When West Germans started to holiday all over Europe, they brought their penchant for letting it all hang out with them.
Nude resorts began opening in France in the 1950s, followed by increasingly popular FKK ventures in Yugoslavia and on the Baltic Sea.
In the beginning beach culture was mostly intermixed and nudity was widely tolerated — perhaps the reason why topless sunbathing is still acceptable on most beaches around the Mediterranean.
Vacationing at the large nudist resort of Cap d’Agde in France became popular for Germans when it opened in the 1960s.
Today Germans are typically the most commonly seen nationality at European nude beaches.
Back home, there are many nudist camping areas to be found along Germany’s coast and along the lake shores of the former GDR.
That said, it’s not permitted to strip everywhere.
Walking around naked in public areas where most other people are dressed counts as a minor breach of the law.
Prosecutions can follow if another citizen is offended, but few ever are.
Where to bare it all
Today, there are about 600,000 Germans registered in more than 300 private nudist/FKK clubs and a further 14 affiliated clubs in Austria.

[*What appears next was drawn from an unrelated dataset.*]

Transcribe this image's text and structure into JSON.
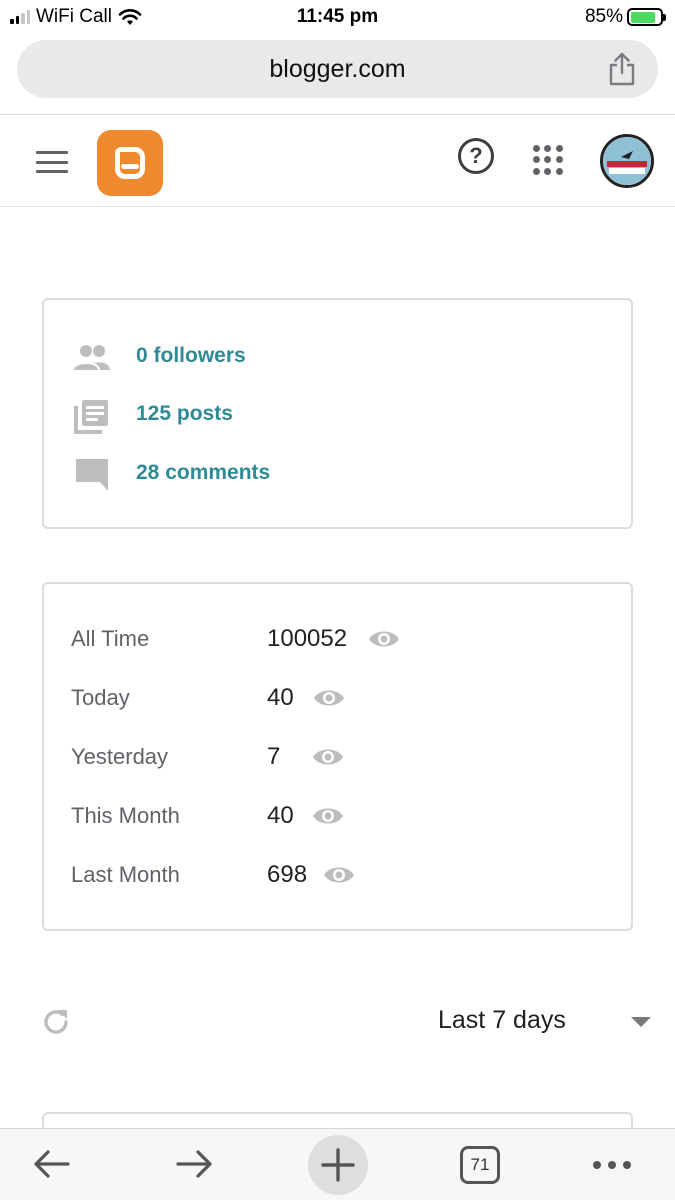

Members visit these clubs to sunbathe nude or indulge in a spot of nacktjoggen or nacktwandern — naked jogging or rambling through the countryside wearing only backpacks, boots or running shoes.
A list of FKK clubs is available on the German-language homepage of the German Federation of Naturist Clubs (warning: images of nudes all over).
The heartland of public nakedness also still has a plethora of designated FKK beaches and nudist zones in public parks and on beaches.
The English Garden in Munich has two large FKK areas on the banks of the Eisbach creek.
Berlin public parks have FKK areas: the famous Mauerpark in Prenzlauer Berg, the Volkspark Friedrichshain and the Tiergarten, and it’s permitted to get naked on all Berlin’s public bathing beaches, such as at Wannsee or the Mueggelsee.
Along the German coastline, the nudity ground zero of Sylt Island is still going strong.
Sylt’s Kampen beach might now be a popular destination for the rich and famous — but in Germany, they too love getting their clothes off.
For those who like to put some distance between themselves and the next naked bather, Germany’s largest Baltic island, Ruegen, has no fewer than five FKK beaches.
A full list of public nude bathing areas is available in German at nacktbaden.de .
How to get naked in Germany